When you call 911 from a landline phone, that number is tied to a physical address. It's easy for emergency responders to get to the right place. However, cell phones can be anywhere, and the carrier-based location reports sent to call centers are not always good enough. Google is working on a system that would provide faster, more accurate locations to 911 operators, and its first test reportedly went well.

In December and January, Android users in Texas, Tennessee, and Florida who called 911 had their locations routed to 911 dispatchers via the Google system. RapidSOS, a company involved in the testing, noted that in 80% of cases, Google's location data was more accurate than the carrier's. While a cell network location gives 911 an average location radius of 522 feet, Google's method shows average radii of 121 feet. The Google locations were available to 911 faster as well.
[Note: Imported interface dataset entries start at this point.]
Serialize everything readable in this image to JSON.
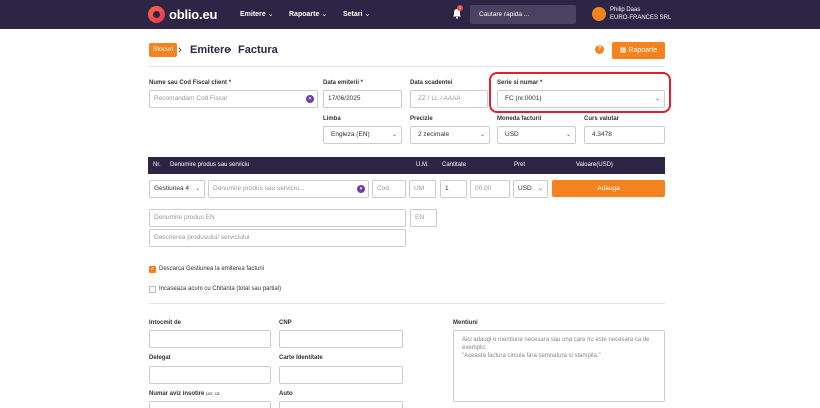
{
  "topbar": {
    "brand": "oblio.eu",
    "nav": [
      {
        "label": "Emitere"
      },
      {
        "label": "Rapoarte"
      },
      {
        "label": "Setari"
      }
    ],
    "notification_count": "1",
    "search_placeholder": "Cautare rapida ...",
    "user": {
      "name": "Philip Daas",
      "company": "EURO-FRANCES SRL"
    }
  },
  "breadcrumb": {
    "pill": "Stocuri",
    "items": [
      "Emitere",
      "Factura"
    ],
    "separator": "›"
  },
  "header": {
    "reports_button": "Rapoarte",
    "help": "?"
  },
  "form": {
    "client": {
      "label": "Nume sau Cod Fiscal client *",
      "placeholder": "Recomandam Cod Fiscal"
    },
    "issue_date": {
      "label": "Data emiterii *",
      "value": "17/06/2025"
    },
    "due_date": {
      "label": "Data scadentei",
      "placeholder": "ZZ / LL / AAAA"
    },
    "series": {
      "label": "Serie si numar *",
      "value": "FC (nr.0001)"
    },
    "language": {
      "label": "Limba",
      "value": "Engleza (EN)"
    },
    "precision": {
      "label": "Precizie",
      "value": "2 zecimale"
    },
    "currency": {
      "label": "Moneda facturii",
      "value": "USD"
    },
    "exchange_rate": {
      "label": "Curs valutar",
      "value": "4.3478"
    }
  },
  "products_table": {
    "headers": {
      "nr": "Nr.",
      "name": "Denumire produs sau serviciu",
      "um": "U.M.",
      "qty": "Cantitate",
      "price": "Pret",
      "value": "Valoare(USD)"
    },
    "row": {
      "warehouse": "Gestiunea 4",
      "name_placeholder": "Denumire produs sau serviciu...",
      "code_placeholder": "Cod",
      "um_placeholder": "UM",
      "qty": "1",
      "price_placeholder": "00.00",
      "currency": "USD",
      "add_button": "Adauga"
    },
    "name_en_placeholder": "Denumire produs EN",
    "en_label": "EN",
    "description_placeholder": "Descrierea produsului/ serviciului"
  },
  "options": [
    {
      "label": "Descarca Gestiunea la emiterea facturii",
      "checked": true
    },
    {
      "label": "Incaseaza acum cu Chitanta (total sau partial)",
      "checked": false
    }
  ],
  "footer_fields": {
    "prepared_by": "Intocmit de",
    "cnp": "CNP",
    "delegate": "Delegat",
    "id_card": "Carte Identitate",
    "delivery_note": "Numar aviz insotire",
    "delivery_note_hint": "(ex: ca",
    "auto": "Auto",
    "mentions": "Mentiuni",
    "mentions_placeholder": "Aici adaugi o mentiune necesara sau una care nu este necesara ca de exemplu:\n\"Aceasta factura circula fara semnatura si stampila.\""
  },
  "colors": {
    "brand_dark": "#2d2546",
    "accent": "#f4831f",
    "highlight": "#e0202a"
  }
}
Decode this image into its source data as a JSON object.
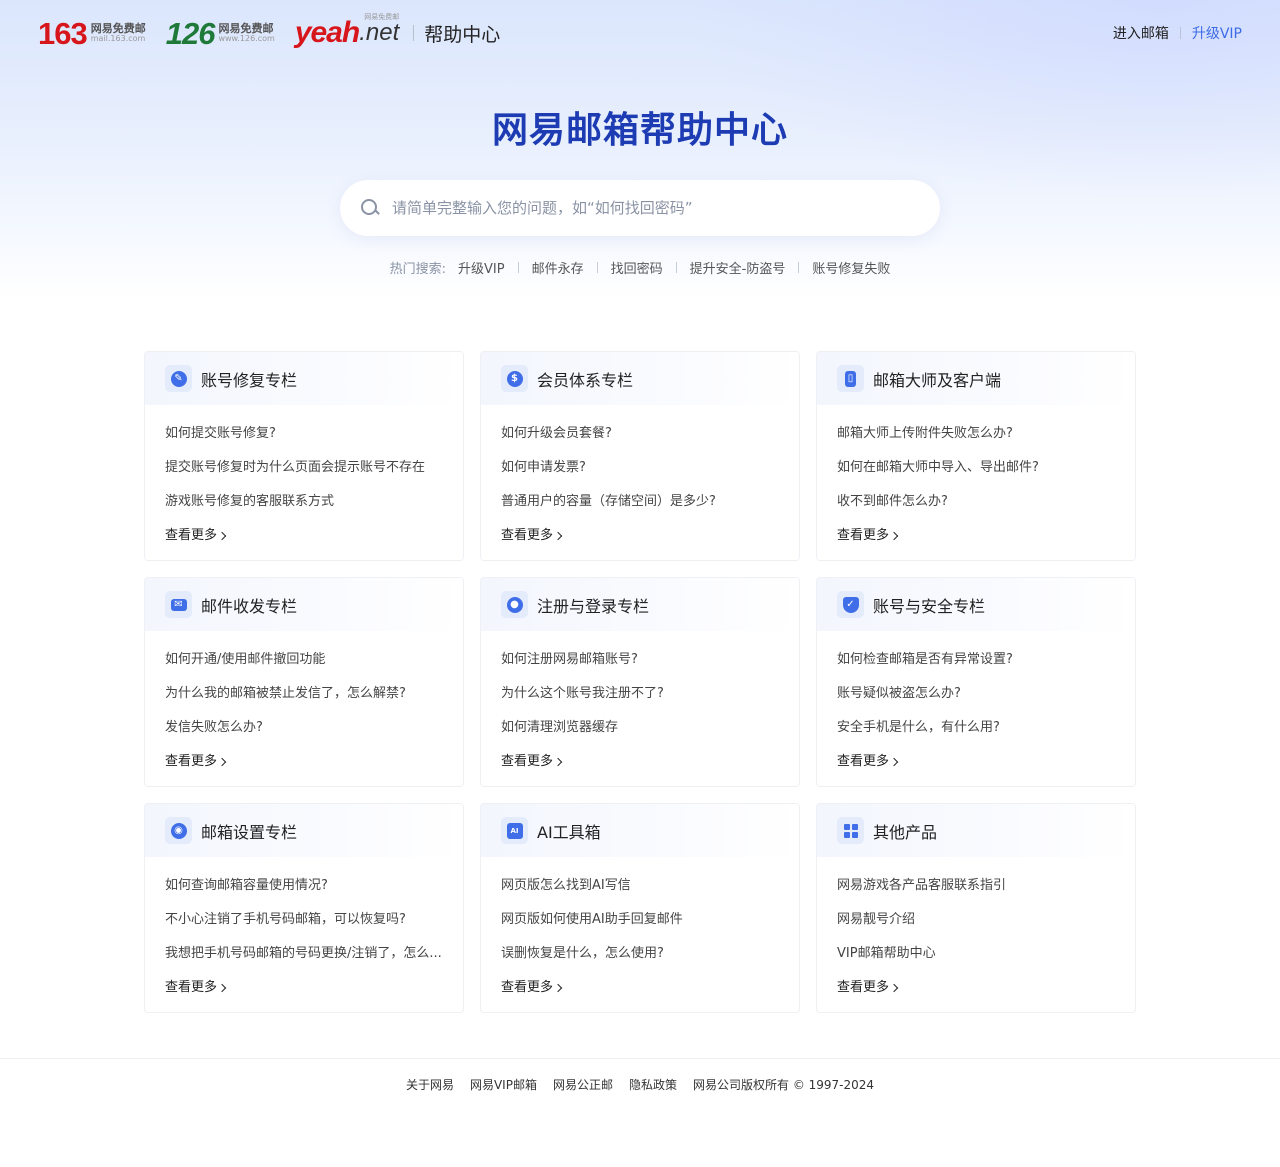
{
  "header": {
    "logos": [
      {
        "num": "163",
        "sub1": "网易免费邮",
        "sub2": "mail.163.com"
      },
      {
        "num": "126",
        "sub1": "网易免费邮",
        "sub2": "www.126.com"
      }
    ],
    "yeah": {
      "part1": "yeah",
      "part2": ".net",
      "tag": "网易免费邮"
    },
    "help_title": "帮助中心",
    "enter_label": "进入邮箱",
    "vip_label": "升级VIP"
  },
  "hero": {
    "title": "网易邮箱帮助中心",
    "search_placeholder": "请简单完整输入您的问题，如“如何找回密码”",
    "hot_label": "热门搜索:",
    "hot_items": [
      "升级VIP",
      "邮件永存",
      "找回密码",
      "提升安全-防盗号",
      "账号修复失败"
    ]
  },
  "cards": [
    {
      "title": "账号修复专栏",
      "icon": "wrench-icon",
      "items": [
        "如何提交账号修复?",
        "提交账号修复时为什么页面会提示账号不存在",
        "游戏账号修复的客服联系方式"
      ],
      "more": "查看更多"
    },
    {
      "title": "会员体系专栏",
      "icon": "dollar-icon",
      "items": [
        "如何升级会员套餐?",
        "如何申请发票?",
        "普通用户的容量（存储空间）是多少?"
      ],
      "more": "查看更多"
    },
    {
      "title": "邮箱大师及客户端",
      "icon": "phone-icon",
      "items": [
        "邮箱大师上传附件失败怎么办?",
        "如何在邮箱大师中导入、导出邮件?",
        "收不到邮件怎么办?"
      ],
      "more": "查看更多"
    },
    {
      "title": "邮件收发专栏",
      "icon": "envelope-icon",
      "items": [
        "如何开通/使用邮件撤回功能",
        "为什么我的邮箱被禁止发信了，怎么解禁?",
        "发信失败怎么办?"
      ],
      "more": "查看更多"
    },
    {
      "title": "注册与登录专栏",
      "icon": "user-icon",
      "items": [
        "如何注册网易邮箱账号?",
        "为什么这个账号我注册不了?",
        "如何清理浏览器缓存"
      ],
      "more": "查看更多"
    },
    {
      "title": "账号与安全专栏",
      "icon": "shield-icon",
      "items": [
        "如何检查邮箱是否有异常设置?",
        "账号疑似被盗怎么办?",
        "安全手机是什么，有什么用?"
      ],
      "more": "查看更多"
    },
    {
      "title": "邮箱设置专栏",
      "icon": "settings-icon",
      "items": [
        "如何查询邮箱容量使用情况?",
        "不小心注销了手机号码邮箱，可以恢复吗?",
        "我想把手机号码邮箱的号码更换/注销了，怎么..."
      ],
      "more": "查看更多"
    },
    {
      "title": "AI工具箱",
      "icon": "ai-toolbox-icon",
      "items": [
        "网页版怎么找到AI写信",
        "网页版如何使用AI助手回复邮件",
        "误删恢复是什么，怎么使用?"
      ],
      "more": "查看更多"
    },
    {
      "title": "其他产品",
      "icon": "grid-icon",
      "items": [
        "网易游戏各产品客服联系指引",
        "网易靓号介绍",
        "VIP邮箱帮助中心"
      ],
      "more": "查看更多"
    }
  ],
  "footer": {
    "links": [
      "关于网易",
      "网易VIP邮箱",
      "网易公正邮",
      "隐私政策"
    ],
    "copyright": "网易公司版权所有 © 1997-2024"
  }
}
Everything in the test looked good, so Google is looking to expand the system to Android devices nationwide. It will be on hand at a 911 industry conference this week to present its findings. Google's location system for 911 could roll out to everyone later this year.